Editorial: A development winAn economic development deal that has been a long time in the making became more concrete during Monday night’s Worthington City Council meeting.
By: Daily Globe, Worthington Daily Globe
An economic development deal that has been a long time in the making became more concrete during Monday night’s Worthington City Council meeting.
Wind Energy Services (WES), which currently has operations in Independence, Kan., and Sweetwater, Texas, is now poised to occupy space in the City of Worthington’s bioscience incubator within the next 45 days. That’s thanks to a memorandum of understanding approved by the council Monday, which is expected to be followed shortly by WES’ signing of a lease agreement.

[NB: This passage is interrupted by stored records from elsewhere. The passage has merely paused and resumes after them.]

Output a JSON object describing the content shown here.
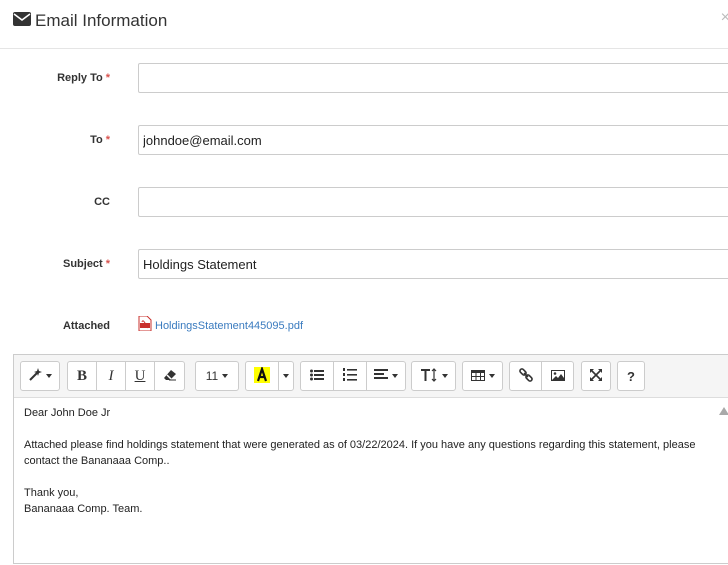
{
  "modal": {
    "title": "Email Information",
    "close_glyph": "×"
  },
  "form": {
    "reply_to": {
      "label": "Reply To",
      "required": "*",
      "value": ""
    },
    "to": {
      "label": "To",
      "required": "*",
      "value": "johndoe@email.com"
    },
    "cc": {
      "label": "CC",
      "value": ""
    },
    "subject": {
      "label": "Subject",
      "required": "*",
      "value": "Holdings Statement"
    },
    "attached": {
      "label": "Attached",
      "file_name": "HoldingsStatement445095.pdf",
      "icon": "pdf-icon"
    }
  },
  "toolbar": {
    "font_size": "11",
    "bold": "B",
    "italic": "I",
    "underline": "U",
    "help": "?",
    "highlight_color": "#ffff00"
  },
  "body": {
    "greeting": "Dear John Doe Jr",
    "paragraph1": "Attached please find holdings statement that were generated as of 03/22/2024. If you have any questions regarding this statement, please contact the Bananaaa Comp..",
    "closing": "Thank you,",
    "signature": "Bananaaa Comp. Team."
  }
}
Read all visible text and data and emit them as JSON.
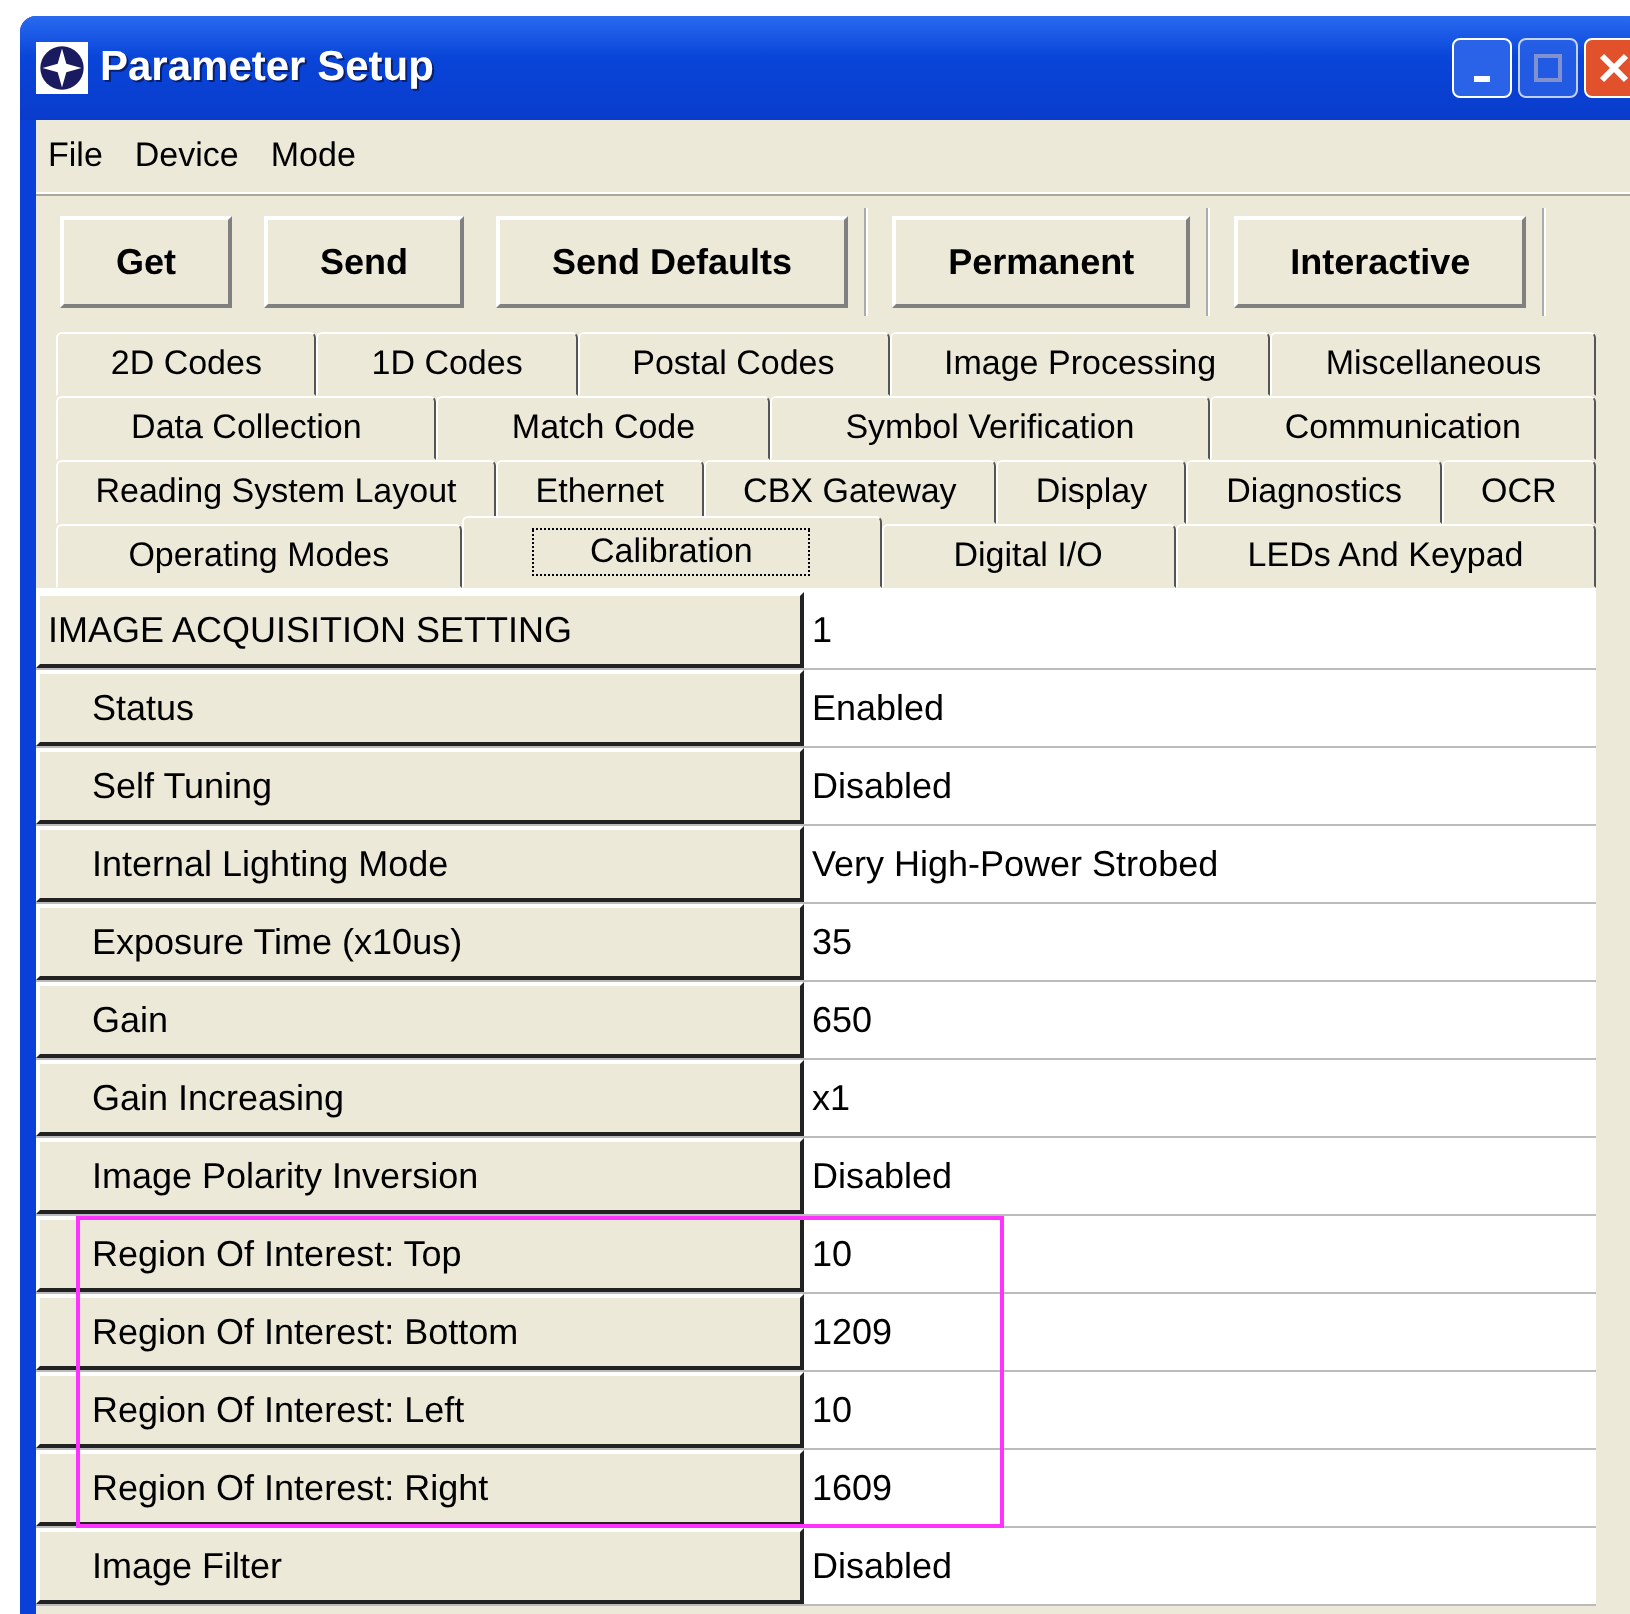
{
  "window": {
    "title": "Parameter Setup"
  },
  "menu": [
    "File",
    "Device",
    "Mode"
  ],
  "toolbar": [
    [
      "Get",
      "Send",
      "Send Defaults"
    ],
    [
      "Permanent"
    ],
    [
      "Interactive"
    ]
  ],
  "tab_rows": [
    [
      {
        "label": "2D Codes",
        "selected": false
      },
      {
        "label": "1D Codes",
        "selected": false
      },
      {
        "label": "Postal Codes",
        "selected": false
      },
      {
        "label": "Image Processing",
        "selected": false
      },
      {
        "label": "Miscellaneous",
        "selected": false
      }
    ],
    [
      {
        "label": "Data Collection",
        "selected": false
      },
      {
        "label": "Match Code",
        "selected": false
      },
      {
        "label": "Symbol Verification",
        "selected": false
      },
      {
        "label": "Communication",
        "selected": false
      }
    ],
    [
      {
        "label": "Reading System Layout",
        "selected": false
      },
      {
        "label": "Ethernet",
        "selected": false
      },
      {
        "label": "CBX Gateway",
        "selected": false
      },
      {
        "label": "Display",
        "selected": false
      },
      {
        "label": "Diagnostics",
        "selected": false
      },
      {
        "label": "OCR",
        "selected": false
      }
    ],
    [
      {
        "label": "Operating Modes",
        "selected": false
      },
      {
        "label": "Calibration",
        "selected": true
      },
      {
        "label": "Digital I/O",
        "selected": false
      },
      {
        "label": "LEDs And Keypad",
        "selected": false
      }
    ]
  ],
  "rows": [
    {
      "kind": "header",
      "name": "IMAGE ACQUISITION SETTING",
      "value": "1",
      "highlighted": false
    },
    {
      "kind": "param",
      "name": "Status",
      "value": "Enabled",
      "highlighted": false
    },
    {
      "kind": "param",
      "name": "Self Tuning",
      "value": "Disabled",
      "highlighted": false
    },
    {
      "kind": "param",
      "name": "Internal Lighting Mode",
      "value": "Very High-Power Strobed",
      "highlighted": false
    },
    {
      "kind": "param",
      "name": "Exposure Time (x10us)",
      "value": "35",
      "highlighted": false
    },
    {
      "kind": "param",
      "name": "Gain",
      "value": "650",
      "highlighted": false
    },
    {
      "kind": "param",
      "name": "Gain Increasing",
      "value": "x1",
      "highlighted": false
    },
    {
      "kind": "param",
      "name": "Image Polarity Inversion",
      "value": "Disabled",
      "highlighted": false
    },
    {
      "kind": "param",
      "name": "Region Of Interest: Top",
      "value": "10",
      "highlighted": true
    },
    {
      "kind": "param",
      "name": "Region Of Interest: Bottom",
      "value": "1209",
      "highlighted": true
    },
    {
      "kind": "param",
      "name": "Region Of Interest: Left",
      "value": "10",
      "highlighted": true
    },
    {
      "kind": "param",
      "name": "Region Of Interest: Right",
      "value": "1609",
      "highlighted": true
    },
    {
      "kind": "param",
      "name": "Image Filter",
      "value": "Disabled",
      "highlighted": false
    }
  ]
}
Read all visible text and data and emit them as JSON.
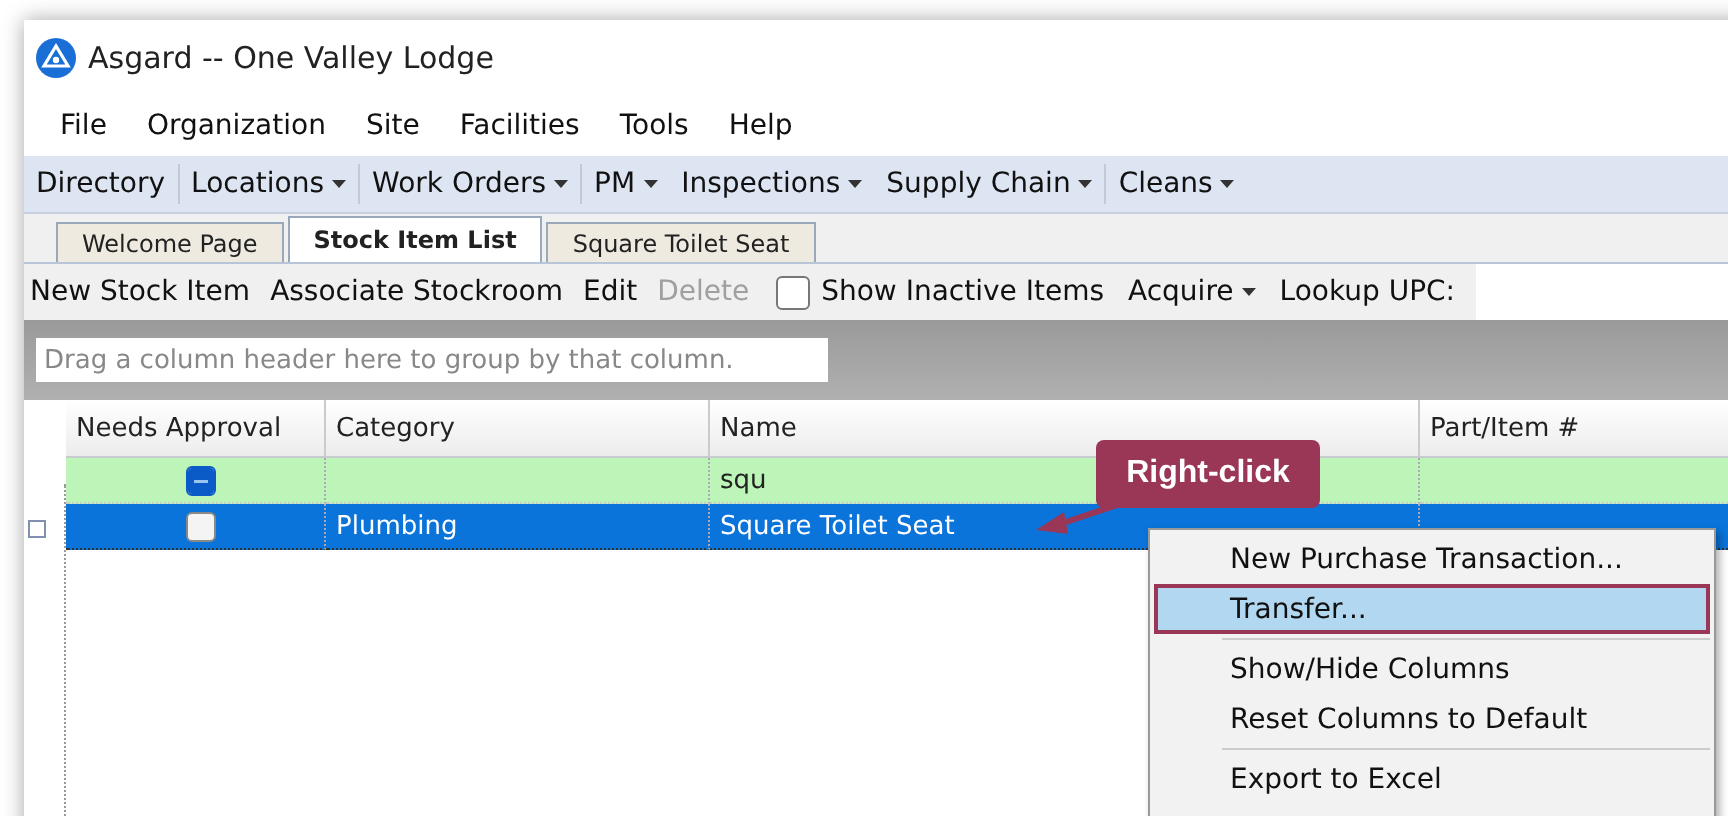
{
  "window": {
    "title": "Asgard -- One Valley Lodge"
  },
  "menu_bar": [
    "File",
    "Organization",
    "Site",
    "Facilities",
    "Tools",
    "Help"
  ],
  "nav_bar": [
    {
      "label": "Directory",
      "dropdown": false
    },
    {
      "label": "Locations",
      "dropdown": true
    },
    {
      "label": "Work Orders",
      "dropdown": true
    },
    {
      "label": "PM",
      "dropdown": true
    },
    {
      "label": "Inspections",
      "dropdown": true
    },
    {
      "label": "Supply Chain",
      "dropdown": true
    },
    {
      "label": "Cleans",
      "dropdown": true
    }
  ],
  "tabs": [
    {
      "label": "Welcome Page",
      "selected": false
    },
    {
      "label": "Stock Item List",
      "selected": true
    },
    {
      "label": "Square Toilet Seat",
      "selected": false
    }
  ],
  "toolstrip": {
    "items": [
      {
        "label": "New Stock Item",
        "disabled": false
      },
      {
        "label": "Associate Stockroom",
        "disabled": false
      },
      {
        "label": "Edit",
        "disabled": false
      },
      {
        "label": "Delete",
        "disabled": true
      }
    ],
    "show_inactive": {
      "label": "Show Inactive Items",
      "checked": false
    },
    "acquire": "Acquire",
    "lookup_label": "Lookup UPC:"
  },
  "group_area": {
    "placeholder": "Drag a column header here to group by that column."
  },
  "table": {
    "columns": [
      "Needs Approval",
      "Category",
      "Name",
      "Part/Item #"
    ],
    "rows": [
      {
        "kind": "filter",
        "approval_indeterminate": true,
        "category": "",
        "name": "squ",
        "part": "",
        "selected": false
      },
      {
        "kind": "data",
        "approval_checked": false,
        "category": "Plumbing",
        "name": "Square Toilet Seat",
        "part": "",
        "selected": true
      }
    ]
  },
  "callout": "Right-click",
  "context_menu": [
    {
      "label": "New Purchase Transaction...",
      "highlighted": false,
      "separator_before": false
    },
    {
      "label": "Transfer...",
      "highlighted": true,
      "separator_before": false
    },
    {
      "label": "Show/Hide Columns",
      "highlighted": false,
      "separator_before": true
    },
    {
      "label": "Reset Columns to Default",
      "highlighted": false,
      "separator_before": false
    },
    {
      "label": "Export to Excel",
      "highlighted": false,
      "separator_before": true
    }
  ]
}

According to its Web site, “WES delivers responsive, on-site engineering expertise to assess and repair on-tower damages to vital structural and surface components.” While the WES facility in Worthington is expected to employ one to three people, WES will also employ 12 to 15 technicians who do on-site (or on-tower work) throughout the region, Worthington Regional Development Corp. Manager Glenn Thuringer said Tuesday.
And that, Thuringer suggested, is only the beginning. The development of the remaining portion of the bioscience incubator, as well as the construction of an additional bioscience training and testing center, will follow, thanks to $1.3 million in state funding. WES is expected to occupy a larger space in the incubator once it’s further developed — and the company’s current lease expires. If all goes according to plan, WES will prosper in Worthington, further stimulating the economy of this community and the region.
Particularly in difficult times, every government entity desires some type of economic stimulus. It appears we’ve got a boost now, and in renewable energy no less — an area seemingly everybody wants to tap into. Now, let’s get that lease signed, and be thankful the trade winds of development are blowing in our direction.